Burns’ lines on how Lasch valued economic autonomy and the rejection of “paternalistic institutions” as the health of the American Republic bring me back to my main concern: The American people may have gone too far to restore the nation. Burns is right that the era of the Yeoman farmer is an ancient story, but we can still see the admirable traits of self-sufficiency and independence in our contemporary context. Can you imagine what Lasch would do with today’s victim culture? It was already well established in universities at the time of Lasch’s death and has since metastasized in body politics. We have created a culture where you gain power by claiming weakness. We have even reached the point where personal industry appreciation and meritorious achievement are denounced as manifestations of “whiteness”.
Most Americans believe this nonsense? I doubt it. But managerial elites are doing it and building a system that introduces the youth to the principles of victim culture and its related twin identity politics.
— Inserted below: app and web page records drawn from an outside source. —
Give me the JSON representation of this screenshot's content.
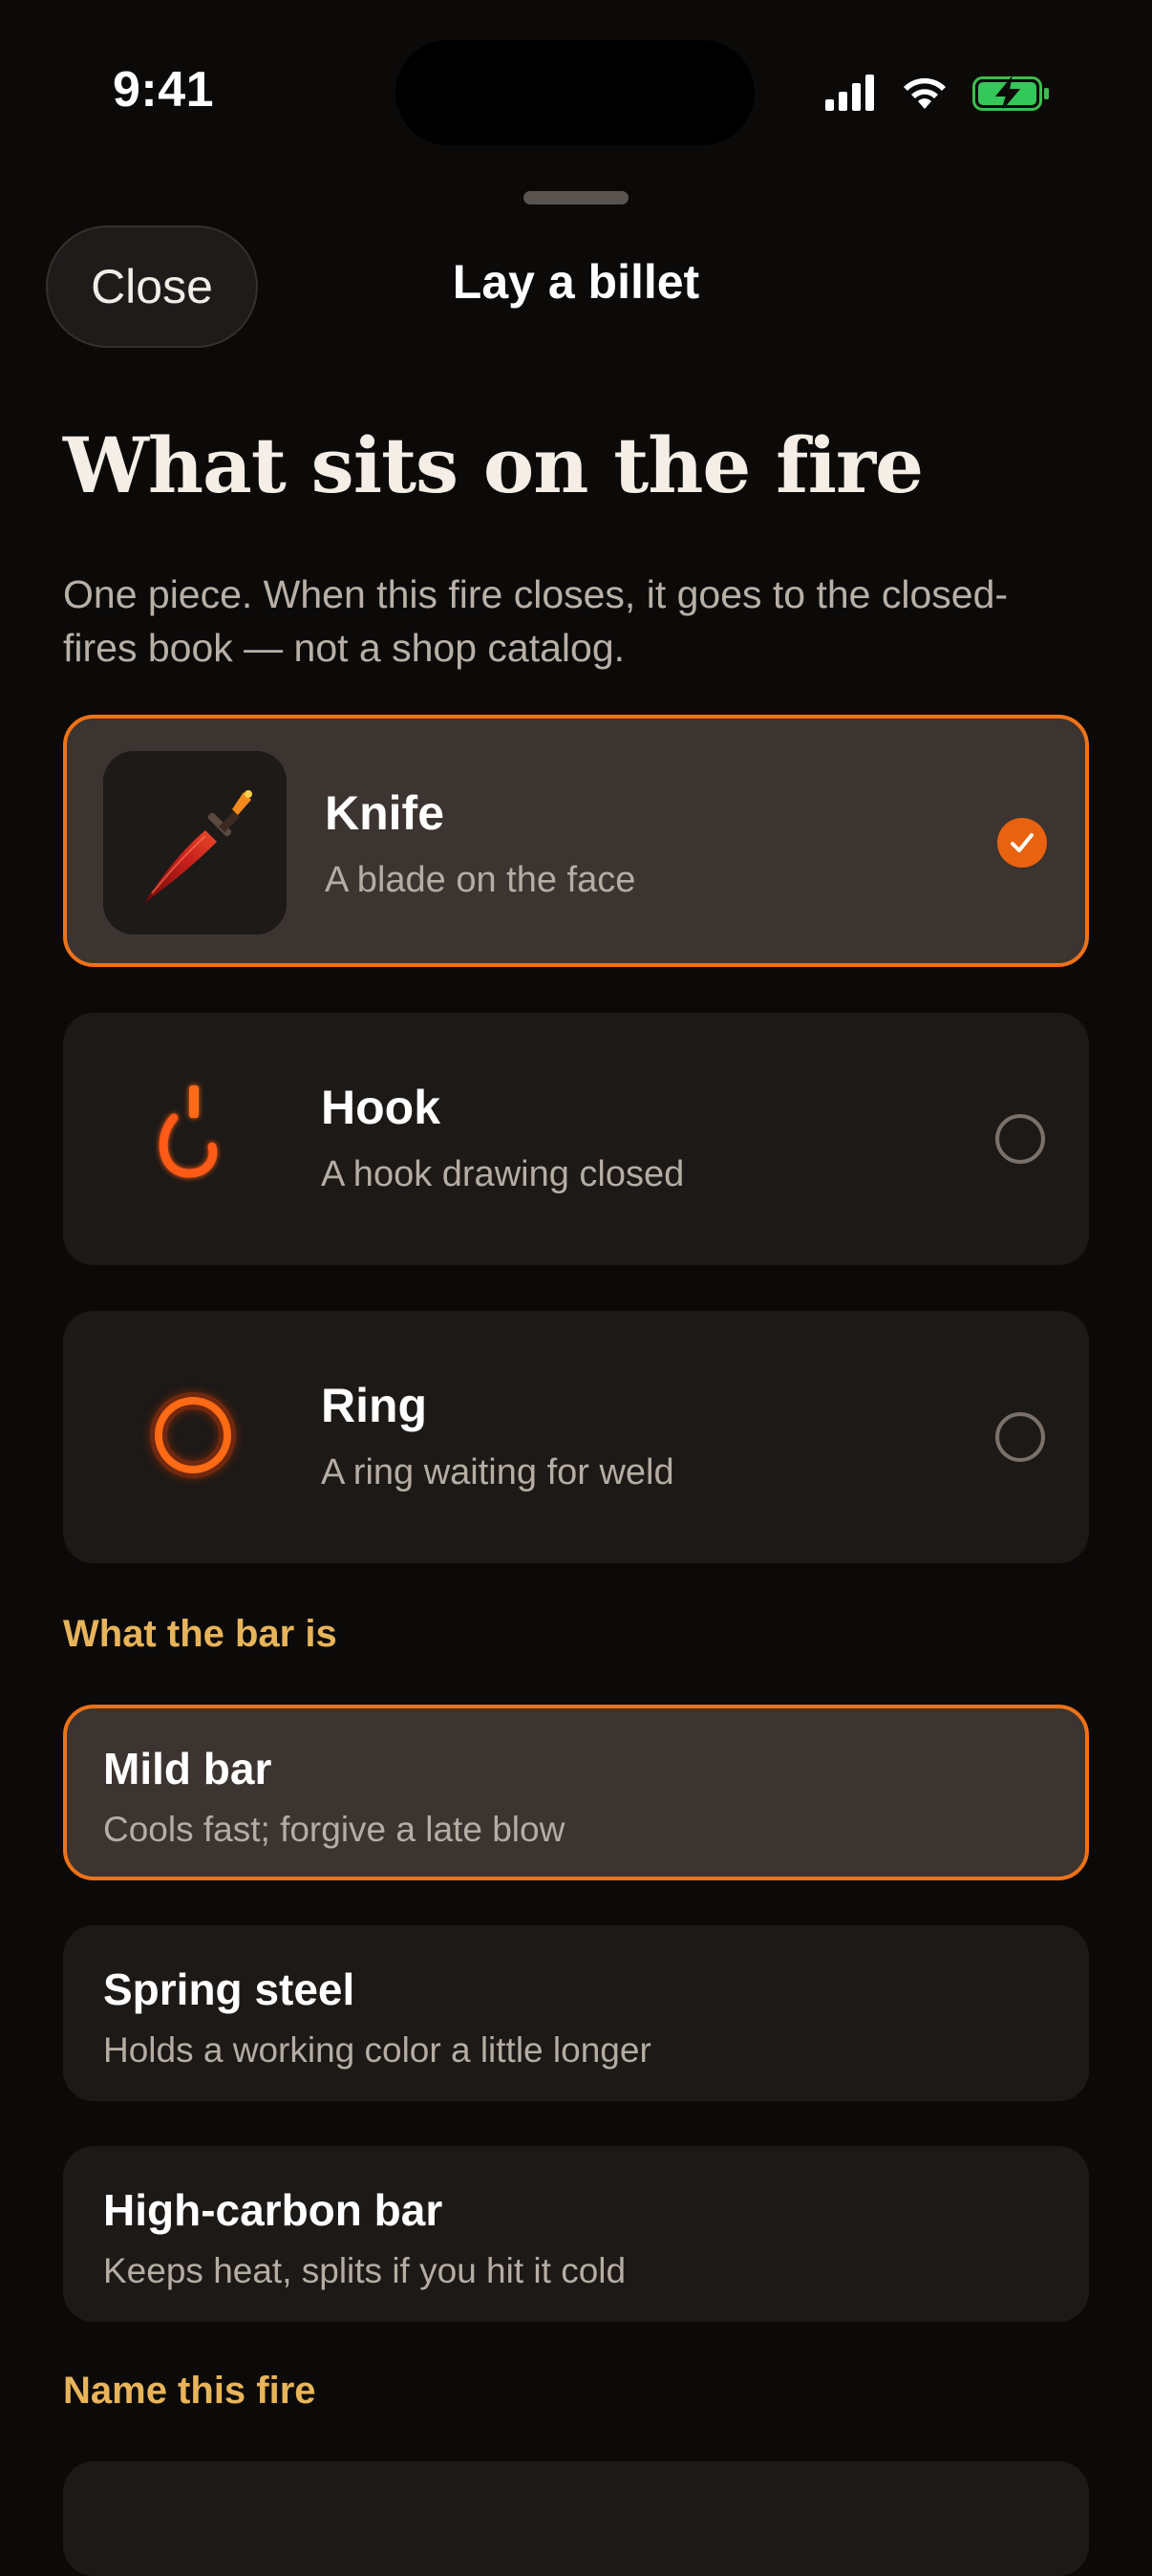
{
  "status_bar": {
    "time": "9:41"
  },
  "header": {
    "close_label": "Close",
    "title": "Lay a billet"
  },
  "intro": {
    "title": "What sits on the fire",
    "subtitle": "One piece. When this fire closes, it goes to the closed-fires book — not a shop catalog."
  },
  "pieces": [
    {
      "name": "Knife",
      "desc": "A blade on the face",
      "icon": "knife-icon",
      "selected": true
    },
    {
      "name": "Hook",
      "desc": "A hook drawing closed",
      "icon": "hook-icon",
      "selected": false
    },
    {
      "name": "Ring",
      "desc": "A ring waiting for weld",
      "icon": "ring-icon",
      "selected": false
    }
  ],
  "bar_section": {
    "label": "What the bar is",
    "options": [
      {
        "name": "Mild bar",
        "desc": "Cools fast; forgive a late blow",
        "selected": true
      },
      {
        "name": "Spring steel",
        "desc": "Holds a working color a little longer",
        "selected": false
      },
      {
        "name": "High-carbon bar",
        "desc": "Keeps heat, splits if you hit it cold",
        "selected": false
      }
    ]
  },
  "name_section": {
    "label": "Name this fire",
    "value": ""
  },
  "colors": {
    "accent": "#f07218",
    "section_label": "#e8b45a",
    "selected_card": "#3c3430",
    "card": "#1c1917",
    "background": "#0c0a09"
  }
}
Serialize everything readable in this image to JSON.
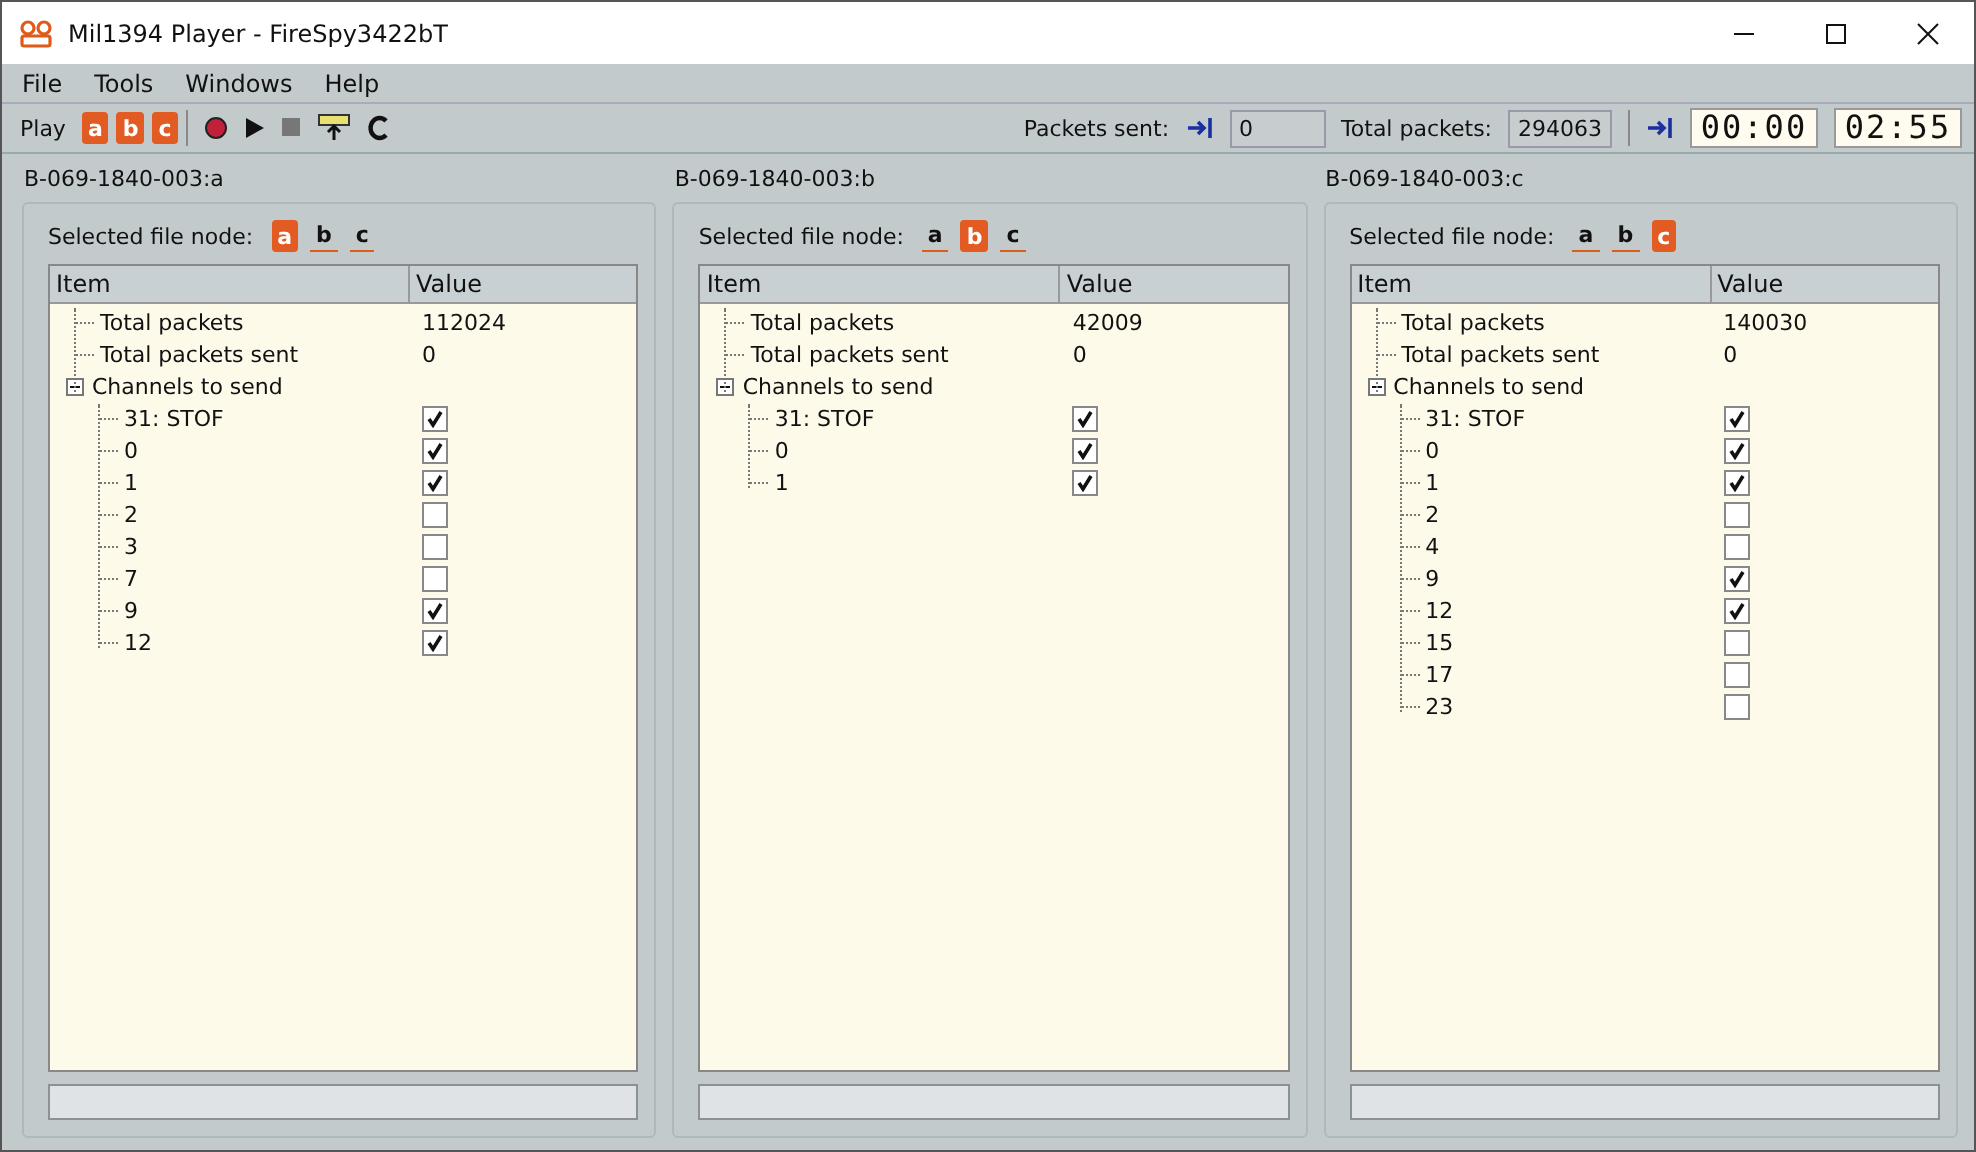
{
  "window": {
    "title": "Mil1394 Player - FireSpy3422bT"
  },
  "menu": [
    "File",
    "Tools",
    "Windows",
    "Help"
  ],
  "toolbar": {
    "play_label": "Play",
    "play_nodes": [
      "a",
      "b",
      "c"
    ],
    "packets_sent_label": "Packets sent:",
    "packets_sent": "0",
    "total_packets_label": "Total packets:",
    "total_packets": "294063",
    "timers": [
      "00:00",
      "02:55"
    ]
  },
  "panels": [
    {
      "title": "B-069-1840-003:a",
      "node_label": "Selected file node:",
      "nodes": [
        {
          "label": "a",
          "selected": true
        },
        {
          "label": "b",
          "selected": false
        },
        {
          "label": "c",
          "selected": false
        }
      ],
      "columns": [
        "Item",
        "Value"
      ],
      "rows": [
        {
          "label": "Total packets",
          "value": "112024"
        },
        {
          "label": "Total packets sent",
          "value": "0"
        }
      ],
      "group": {
        "label": "Channels to send",
        "expanded": true,
        "children": [
          {
            "label": "31: STOF",
            "checked": true
          },
          {
            "label": "0",
            "checked": true
          },
          {
            "label": "1",
            "checked": true
          },
          {
            "label": "2",
            "checked": false
          },
          {
            "label": "3",
            "checked": false
          },
          {
            "label": "7",
            "checked": false
          },
          {
            "label": "9",
            "checked": true
          },
          {
            "label": "12",
            "checked": true
          }
        ]
      }
    },
    {
      "title": "B-069-1840-003:b",
      "node_label": "Selected file node:",
      "nodes": [
        {
          "label": "a",
          "selected": false
        },
        {
          "label": "b",
          "selected": true
        },
        {
          "label": "c",
          "selected": false
        }
      ],
      "columns": [
        "Item",
        "Value"
      ],
      "rows": [
        {
          "label": "Total packets",
          "value": "42009"
        },
        {
          "label": "Total packets sent",
          "value": "0"
        }
      ],
      "group": {
        "label": "Channels to send",
        "expanded": true,
        "children": [
          {
            "label": "31: STOF",
            "checked": true
          },
          {
            "label": "0",
            "checked": true
          },
          {
            "label": "1",
            "checked": true
          }
        ]
      }
    },
    {
      "title": "B-069-1840-003:c",
      "node_label": "Selected file node:",
      "nodes": [
        {
          "label": "a",
          "selected": false
        },
        {
          "label": "b",
          "selected": false
        },
        {
          "label": "c",
          "selected": true
        }
      ],
      "columns": [
        "Item",
        "Value"
      ],
      "rows": [
        {
          "label": "Total packets",
          "value": "140030"
        },
        {
          "label": "Total packets sent",
          "value": "0"
        }
      ],
      "group": {
        "label": "Channels to send",
        "expanded": true,
        "children": [
          {
            "label": "31: STOF",
            "checked": true
          },
          {
            "label": "0",
            "checked": true
          },
          {
            "label": "1",
            "checked": true
          },
          {
            "label": "2",
            "checked": false
          },
          {
            "label": "4",
            "checked": false
          },
          {
            "label": "9",
            "checked": true
          },
          {
            "label": "12",
            "checked": true
          },
          {
            "label": "15",
            "checked": false
          },
          {
            "label": "17",
            "checked": false
          },
          {
            "label": "23",
            "checked": false
          }
        ]
      }
    }
  ]
}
I’d bet a robust populism that confidently opposed this poison could still win elections, but Trump’s vanity, constant self-pity, and peacock grievances made Trumpism little more than victimology for right-wing whites. Whatever type of populism Trump embodied, it is not populism of excellence. After a failed, disorganized government, Trump left office with massive support from the conservative base, more than half of whom (according to polls) want him to run again in 2024. American elites may fear that excellence is a code word for “white supremacy”. But the voters of the populist right don’t seem to care at all. Burns’ line about Lasch’s proposed solutions as “simply incoherent in the contemporary landscape” comes to mind.
Micah Mattix says that a healthy democracy needs art that shapes the moral imagination in a way that leads people to the excellence that self-government requires. The late filmmaker Andrei Tarkovsky expressed a similar sentiment in a very Russian way:
The assigned function of art is not, as is often assumed, to convey ideas, to spread thoughts, to serve as an example. The aim of art is to prepare a person for death, to plow and harrow his soul in order to enable it to turn to the good.
I fully agree with Mattix, but it’s hard to imagine these days that either fine art or popular art strives to shake our souls and enable them to turn to good – either to prepare to die or well prepare to live well. Novels don’t have the impact they once had. The stage is a boutique concern. Nobody cares about painting. Music is a consumed cultural force. The most famous films are superhero films, which are recognized for their box office mojo. Artistically we are stagnating, as befits a decadent society.
You cannot have decent politics without a decent culture, and you cannot have a culture without a cult. I claim we are still waiting for someone else– –undoubtedly very different– –St. Benedict.